### Records from a data collection

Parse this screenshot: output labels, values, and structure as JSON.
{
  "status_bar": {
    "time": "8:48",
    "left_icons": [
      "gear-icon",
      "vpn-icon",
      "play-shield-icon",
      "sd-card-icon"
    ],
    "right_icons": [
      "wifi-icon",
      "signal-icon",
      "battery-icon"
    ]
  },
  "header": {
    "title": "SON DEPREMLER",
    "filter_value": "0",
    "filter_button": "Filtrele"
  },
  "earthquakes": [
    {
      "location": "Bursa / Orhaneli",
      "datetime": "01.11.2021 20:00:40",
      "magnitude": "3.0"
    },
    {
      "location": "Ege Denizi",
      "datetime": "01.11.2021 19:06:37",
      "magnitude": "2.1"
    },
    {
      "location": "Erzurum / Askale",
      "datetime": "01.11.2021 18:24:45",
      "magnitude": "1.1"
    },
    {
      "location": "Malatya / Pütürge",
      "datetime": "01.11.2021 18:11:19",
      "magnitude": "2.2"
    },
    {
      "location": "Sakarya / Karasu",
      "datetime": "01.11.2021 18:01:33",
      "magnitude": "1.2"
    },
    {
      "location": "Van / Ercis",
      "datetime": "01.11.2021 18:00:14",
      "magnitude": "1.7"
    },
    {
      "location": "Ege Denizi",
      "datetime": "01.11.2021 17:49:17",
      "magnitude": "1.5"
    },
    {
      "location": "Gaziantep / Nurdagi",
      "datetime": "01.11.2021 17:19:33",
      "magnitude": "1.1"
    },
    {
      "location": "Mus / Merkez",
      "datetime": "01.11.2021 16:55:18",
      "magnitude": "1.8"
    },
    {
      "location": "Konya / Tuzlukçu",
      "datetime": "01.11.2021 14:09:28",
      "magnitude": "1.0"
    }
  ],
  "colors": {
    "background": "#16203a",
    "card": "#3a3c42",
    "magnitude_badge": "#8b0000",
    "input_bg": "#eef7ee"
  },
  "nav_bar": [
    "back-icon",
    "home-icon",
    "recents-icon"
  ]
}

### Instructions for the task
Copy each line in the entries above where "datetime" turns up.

### Exercise result
      "datetime": "01.11.2021 20:00:40",
      "datetime": "01.11.2021 19:06:37",
      "datetime": "01.11.2021 18:24:45",
      "datetime": "01.11.2021 18:11:19",
      "datetime": "01.11.2021 18:01:33",
      "datetime": "01.11.2021 18:00:14",
      "datetime": "01.11.2021 17:49:17",
      "datetime": "01.11.2021 17:19:33",
      "datetime": "01.11.2021 16:55:18",
      "datetime": "01.11.2021 14:09:28",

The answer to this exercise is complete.